It may seem counter-intuitive to encourage your employees to spend time away from their desks, but a well-designed breakout area can improve creativity, collaboration and productivity. While a breakout space can be a valuable addition to any office, a poorly designed one can become a bland and uninspiring space that doesn’t get used.
Today I’m looking at six things to consider when designing (or re-designing) your office breakout space.
The most important thing to consider when designing your breakout space is making it look and feel different from your employees’ regular workspaces.
A change of scenery can foster creativity, so different is good. You want to avoid furnishing your breakout space with desks; instead consider providing a variety of seating options and arrangements to increase the flexibility of the space, and long tables/benching to encourage people to sit together.
As a general rule, it’s a good idea to light a space based on the task being performed.
Some activities, such as those in break out areas, will need to be lit brightly with cooler color temperatures to help keep you alert and engaged. Others will need warmer color temperatures and lower lighting levels to help you relax and recharge.

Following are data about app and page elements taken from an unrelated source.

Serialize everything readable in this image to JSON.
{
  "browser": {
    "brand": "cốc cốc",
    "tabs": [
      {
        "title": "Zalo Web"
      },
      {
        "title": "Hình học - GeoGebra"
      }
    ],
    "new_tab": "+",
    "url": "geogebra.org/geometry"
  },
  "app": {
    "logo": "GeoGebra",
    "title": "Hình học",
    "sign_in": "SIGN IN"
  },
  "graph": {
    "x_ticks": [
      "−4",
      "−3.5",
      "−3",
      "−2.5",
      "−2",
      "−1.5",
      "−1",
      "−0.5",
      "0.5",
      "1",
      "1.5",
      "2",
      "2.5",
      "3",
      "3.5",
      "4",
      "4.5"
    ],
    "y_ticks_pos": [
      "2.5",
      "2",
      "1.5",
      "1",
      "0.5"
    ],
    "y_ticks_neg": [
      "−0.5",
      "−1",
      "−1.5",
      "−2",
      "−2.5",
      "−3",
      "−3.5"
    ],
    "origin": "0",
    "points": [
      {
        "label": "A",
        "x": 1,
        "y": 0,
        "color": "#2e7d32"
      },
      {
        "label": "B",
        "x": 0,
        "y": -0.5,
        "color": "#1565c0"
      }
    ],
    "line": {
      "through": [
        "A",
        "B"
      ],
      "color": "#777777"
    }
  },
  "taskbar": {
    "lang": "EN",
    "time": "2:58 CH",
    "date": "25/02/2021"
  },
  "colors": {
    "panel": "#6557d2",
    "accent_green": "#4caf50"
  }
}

You can also look to light various break out spaces differently, in order to accommodate different needs. You’ll be amazed at how people will self-select a space based on brightness and color temperature.

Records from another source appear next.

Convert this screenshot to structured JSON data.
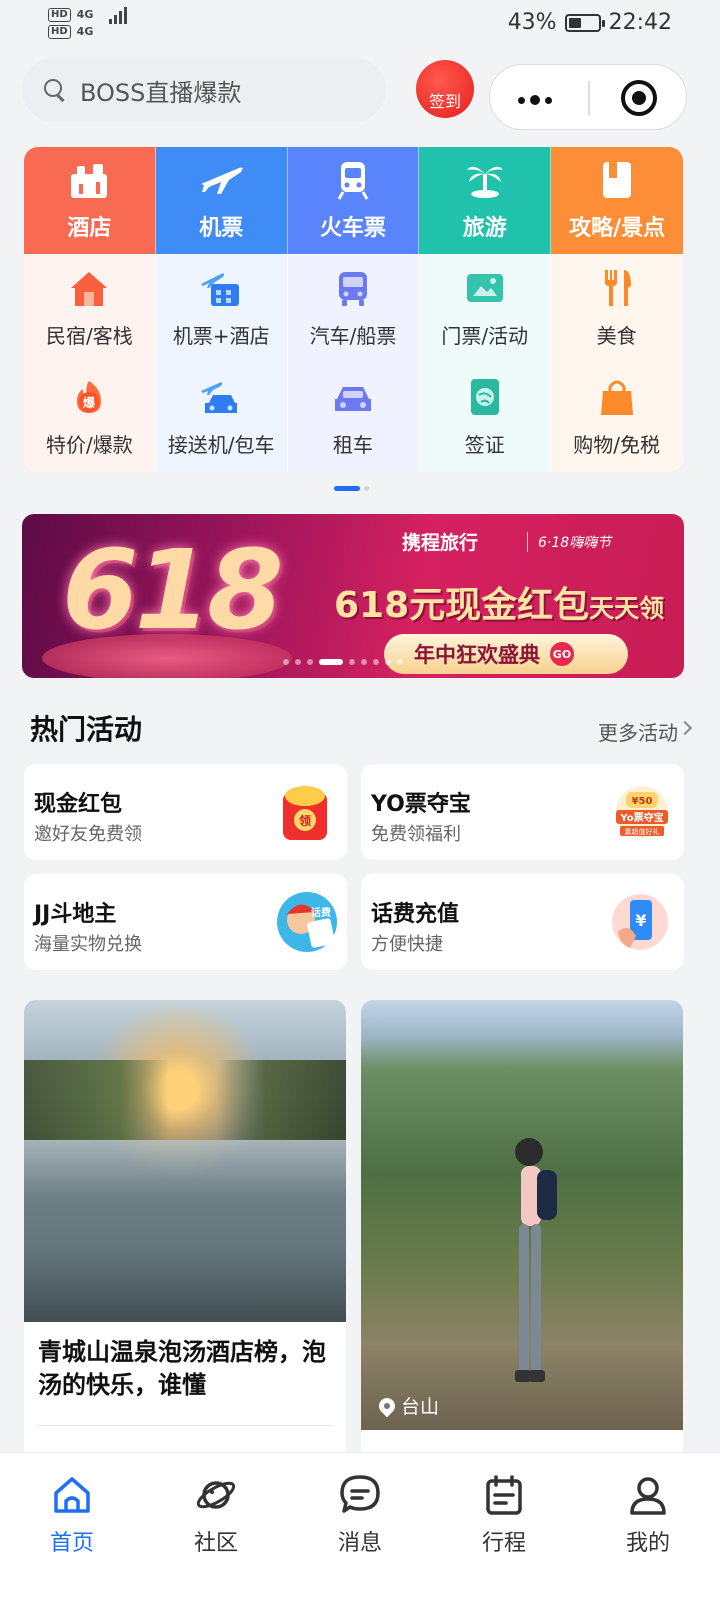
{
  "status_bar": {
    "sim1": "HD",
    "sim2": "HD",
    "net1": "4G",
    "net2": "4G",
    "battery": "43%",
    "battery_level": 0.43,
    "time": "22:42"
  },
  "search": {
    "placeholder": "BOSS直播爆款"
  },
  "signin": {
    "label": "签到"
  },
  "main_services": [
    {
      "label": "酒店",
      "icon": "hotel-icon",
      "color": "#f86a52"
    },
    {
      "label": "机票",
      "icon": "plane-icon",
      "color": "#3f8cf6"
    },
    {
      "label": "火车票",
      "icon": "train-icon",
      "color": "#5a84fb"
    },
    {
      "label": "旅游",
      "icon": "palm-tree-icon",
      "color": "#21c2ac"
    },
    {
      "label": "攻略/景点",
      "icon": "guide-book-icon",
      "color": "#fd8d36"
    }
  ],
  "sub_services_row1": [
    {
      "label": "民宿/客栈",
      "icon": "house-icon"
    },
    {
      "label": "机票+酒店",
      "icon": "plane-hotel-icon"
    },
    {
      "label": "汽车/船票",
      "icon": "bus-icon"
    },
    {
      "label": "门票/活动",
      "icon": "ticket-icon"
    },
    {
      "label": "美食",
      "icon": "fork-knife-icon"
    }
  ],
  "sub_services_row2": [
    {
      "label": "特价/爆款",
      "icon": "flame-deal-icon",
      "badge": "爆"
    },
    {
      "label": "接送机/包车",
      "icon": "airport-car-icon"
    },
    {
      "label": "租车",
      "icon": "car-icon"
    },
    {
      "label": "签证",
      "icon": "visa-icon"
    },
    {
      "label": "购物/免税",
      "icon": "shopping-bag-icon"
    }
  ],
  "banner": {
    "big_text": "618",
    "brand": "携程旅行",
    "festival": "6·18嗨嗨节",
    "headline_main": "618元现金红包",
    "headline_sub": "天天领",
    "pill": "年中狂欢盛典",
    "go": "GO"
  },
  "hot": {
    "title": "热门活动",
    "more": "更多活动",
    "cards": [
      {
        "title": "现金红包",
        "subtitle": "邀好友免费领",
        "icon": "red-envelope-icon",
        "badge": "领"
      },
      {
        "title": "YO票夺宝",
        "subtitle": "免费领福利",
        "icon": "yo-ticket-icon",
        "badge_top": "¥50",
        "badge_mid": "Yo票夺宝",
        "badge_bottom": "赢超值好礼"
      },
      {
        "title": "JJ斗地主",
        "subtitle": "海量实物兑换",
        "icon": "card-game-icon",
        "badge": "话费"
      },
      {
        "title": "话费充值",
        "subtitle": "方便快捷",
        "icon": "phone-recharge-icon",
        "badge": "¥"
      }
    ]
  },
  "feed": [
    {
      "title": "青城山温泉泡汤酒店榜，泡汤的快乐，谁懂"
    },
    {
      "location": "台山"
    }
  ],
  "tabs": [
    {
      "label": "首页",
      "icon": "home-icon",
      "active": true
    },
    {
      "label": "社区",
      "icon": "planet-icon",
      "active": false
    },
    {
      "label": "消息",
      "icon": "message-icon",
      "active": false
    },
    {
      "label": "行程",
      "icon": "calendar-icon",
      "active": false
    },
    {
      "label": "我的",
      "icon": "profile-icon",
      "active": false
    }
  ],
  "colors": {
    "accent": "#1e6ff5",
    "signin": "#e81d1d"
  }
}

Wherever possible, you should try and get natural light into your breakout space, as studies have shown that exposure to natural light positively impacts health and wellness. If that’s not possible, white (or cooler color temperature) light is better for employee wellness than yellow (warmer color temperature) light.
In an open office, noise is the number one problem that you have to deal with. Background noise is a constant distraction, whether you’re hearing someone’s phone calls or their heavy footsteps.
Noise levels will fluctuate more in your breakout space compared with the rest of your office, due to its flexibility: it will be used by different numbers of people and for different purposes throughout the day.
Therefore, it’s important to sort out the acoustics in this space. You may want to consider partitions to separate your breakout space from the rest of the office. Equally, your choice of flooring has a surprising impact on office noise levels: cushion-backed carpet tiles are particularly effective at absorbing structure-borne noise (like foot traffic and moving furniture), which can help to create a more harmonious working environment.
Brighten up your breakout space with clever use of color.
Whether you want to use your company’s colors or enlist color psychology to create a great working environment, your furniture, walls and flooring can all be used to brighten up a space. While you may choose artwork to brighten up your walls, a brightly colored or patterned carpet can bring additional color to a space.
5) Culture Fit
When revamping your breakout space it’s important that it is in keeping with the overall culture and environment of your company. Will the space that you’re designing fit in with the rest of your office space or will it stick out and draw unwanted attention?
For example, beanbags for seating may seem like a fun, creative idea, but can you envision your colleagues using the space every day for the next week / month / year without needing to make drastic changes? The last thing you want is to invest time, money and energy into redesigning your office breakout space, only for no-one to use it.
If you want your office breakout space to work for the long term, flexibility is key. What works for your organization now won’t necessarily suit in two or three years’ time.
But smart choices can give you more flexibility in the years to come. Having a range of seating options means you can regularly reconfigure the layout of your breakout space, and means your organization can use the space in a variety of different ways, making it a more flexible space.